KUALA LUMPUR, June 1 — Former prime minister Tun Dr Mahathir Mohamad said today he is willing to work with political ally-turned-enemy Tan Sri Muhyiddin Yassin if they can reach a consensus on mutual goals, indicating a potential reconciliation between the two leaders after their previous alliance in his 2018 administration.
New portal Malaysia Now reported Dr Mahathir stressing the importance of championing Malay causes while rejecting those who are involved in corruption and criminal misconduct.
“We want to work together, but the end goals must be set out,” he was quoted saying.
In the report, Dr Mahathir said the Malays have divided themselves into various political power, which he claimed has weakened their collective strength and hindered efforts to address their concerns.
He also said that unity among Malays is crucial to rectify the prevailing circumstances that are detrimental to their community.
“We have split into many parties, and we have lost power. When we lose power, we cannot correct the circumstances which are detrimental to the Malays. This is why we need to unite,” he reportedly added.
Dr Mahathir formed Parti Pribumi Bersatu Malaysia alongside Muhyiddin in 2016, with him as chairman and the latter as president. The party was then part of the Pakatan Harapan (PH) coalition which successfully ended Barisan Nasional (BN)’s six-decade rule in the 14th general election in 2018.
However, Dr Mahathir was subsequently removed from Bersatu following the Sheraton Move, which caused the collapse of the PH administration and led to the formation of the Muhyiddin administration.
Dr Mahathir then formed Parti Pejuang Tanahair and the Gerakan Tanah Air coalition, but discarded them after their dismal performance in the 15th general election last year.
In the report, the former Langkawi MP expressed doubts over Prime Minister Datuk Seri Anwar Ibrahim's commitment to Malay rights.
“Even when it comes to religion, it seems as if his views are not accepted by the Malays. This is why I cannot work with him. I am ready to work with people who understand the problems faced by the Malays,” he said, referring to Anwar whom he had imprisoned in 1998 — leading to the Reformasi movement.
He also added that Malays no longer support Umno — Dr Mahathir's first party, which is now part of the ruling coalition — since they have allegedly lost confidence in the party's ability to address their concerns, citing Umno's poor performance in the GE15.
“This is why we need to unite. But who is in favour of unity? Not those who are involved in corruption or who have been sentenced to prison and so on.

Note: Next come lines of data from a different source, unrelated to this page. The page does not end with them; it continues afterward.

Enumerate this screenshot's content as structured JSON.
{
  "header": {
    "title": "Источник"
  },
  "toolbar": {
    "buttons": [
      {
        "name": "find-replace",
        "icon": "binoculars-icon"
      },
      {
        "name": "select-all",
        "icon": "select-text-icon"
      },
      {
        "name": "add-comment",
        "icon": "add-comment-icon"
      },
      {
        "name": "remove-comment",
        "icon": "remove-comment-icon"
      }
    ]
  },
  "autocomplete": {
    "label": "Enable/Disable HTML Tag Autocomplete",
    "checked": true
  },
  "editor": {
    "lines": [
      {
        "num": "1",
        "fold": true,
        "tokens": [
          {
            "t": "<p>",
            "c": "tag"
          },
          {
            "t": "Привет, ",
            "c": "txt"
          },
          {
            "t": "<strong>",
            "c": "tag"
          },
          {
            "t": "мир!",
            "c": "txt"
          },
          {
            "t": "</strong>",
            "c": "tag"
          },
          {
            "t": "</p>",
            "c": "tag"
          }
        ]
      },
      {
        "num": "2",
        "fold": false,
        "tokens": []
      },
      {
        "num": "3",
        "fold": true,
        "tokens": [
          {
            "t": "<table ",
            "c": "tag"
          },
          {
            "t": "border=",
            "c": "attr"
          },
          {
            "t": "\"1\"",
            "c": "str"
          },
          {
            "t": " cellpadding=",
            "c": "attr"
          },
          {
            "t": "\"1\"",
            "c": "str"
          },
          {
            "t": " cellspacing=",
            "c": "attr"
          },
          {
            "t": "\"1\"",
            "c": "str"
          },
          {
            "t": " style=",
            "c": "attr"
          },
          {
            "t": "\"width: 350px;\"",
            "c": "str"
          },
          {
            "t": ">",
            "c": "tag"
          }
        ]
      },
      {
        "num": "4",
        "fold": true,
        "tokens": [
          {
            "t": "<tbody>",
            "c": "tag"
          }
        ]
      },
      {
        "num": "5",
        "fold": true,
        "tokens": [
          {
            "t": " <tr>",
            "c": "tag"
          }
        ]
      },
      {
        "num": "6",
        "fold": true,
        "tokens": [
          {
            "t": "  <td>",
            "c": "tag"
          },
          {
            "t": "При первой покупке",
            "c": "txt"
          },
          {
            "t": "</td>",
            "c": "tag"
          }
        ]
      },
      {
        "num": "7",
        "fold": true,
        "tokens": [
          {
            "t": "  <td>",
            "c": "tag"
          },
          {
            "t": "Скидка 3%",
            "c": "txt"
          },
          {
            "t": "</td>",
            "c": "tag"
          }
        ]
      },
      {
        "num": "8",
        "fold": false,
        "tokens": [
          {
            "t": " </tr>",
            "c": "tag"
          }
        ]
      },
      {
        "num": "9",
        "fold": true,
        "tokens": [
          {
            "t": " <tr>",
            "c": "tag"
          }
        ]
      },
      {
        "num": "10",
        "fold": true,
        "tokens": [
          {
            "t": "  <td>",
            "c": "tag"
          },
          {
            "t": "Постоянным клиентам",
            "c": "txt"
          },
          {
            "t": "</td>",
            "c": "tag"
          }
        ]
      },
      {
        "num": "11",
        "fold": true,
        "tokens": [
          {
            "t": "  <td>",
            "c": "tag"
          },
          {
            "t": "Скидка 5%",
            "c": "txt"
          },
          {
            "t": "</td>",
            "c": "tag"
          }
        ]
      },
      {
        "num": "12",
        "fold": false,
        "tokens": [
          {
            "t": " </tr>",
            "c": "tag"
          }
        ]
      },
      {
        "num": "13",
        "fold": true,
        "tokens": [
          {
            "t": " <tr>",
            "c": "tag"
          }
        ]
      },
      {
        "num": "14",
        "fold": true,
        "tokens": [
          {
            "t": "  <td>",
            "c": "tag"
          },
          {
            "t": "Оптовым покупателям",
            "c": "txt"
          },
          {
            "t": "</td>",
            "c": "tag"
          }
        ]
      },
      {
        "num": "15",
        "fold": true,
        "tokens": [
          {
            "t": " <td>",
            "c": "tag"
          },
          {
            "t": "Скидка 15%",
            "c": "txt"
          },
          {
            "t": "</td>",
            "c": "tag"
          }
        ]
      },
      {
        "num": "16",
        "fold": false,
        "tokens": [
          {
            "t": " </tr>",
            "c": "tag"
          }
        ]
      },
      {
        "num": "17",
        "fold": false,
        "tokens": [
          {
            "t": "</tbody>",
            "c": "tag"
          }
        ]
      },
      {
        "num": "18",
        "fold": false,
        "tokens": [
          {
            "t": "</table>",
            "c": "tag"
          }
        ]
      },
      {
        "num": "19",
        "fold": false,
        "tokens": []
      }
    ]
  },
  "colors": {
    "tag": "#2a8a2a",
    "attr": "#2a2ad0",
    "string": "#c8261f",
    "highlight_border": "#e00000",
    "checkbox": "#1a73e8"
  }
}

“The Malay voters are thinking about the problems they face. They want someone who cares about their plight and who can do something to fix their issues,” he reportedly said.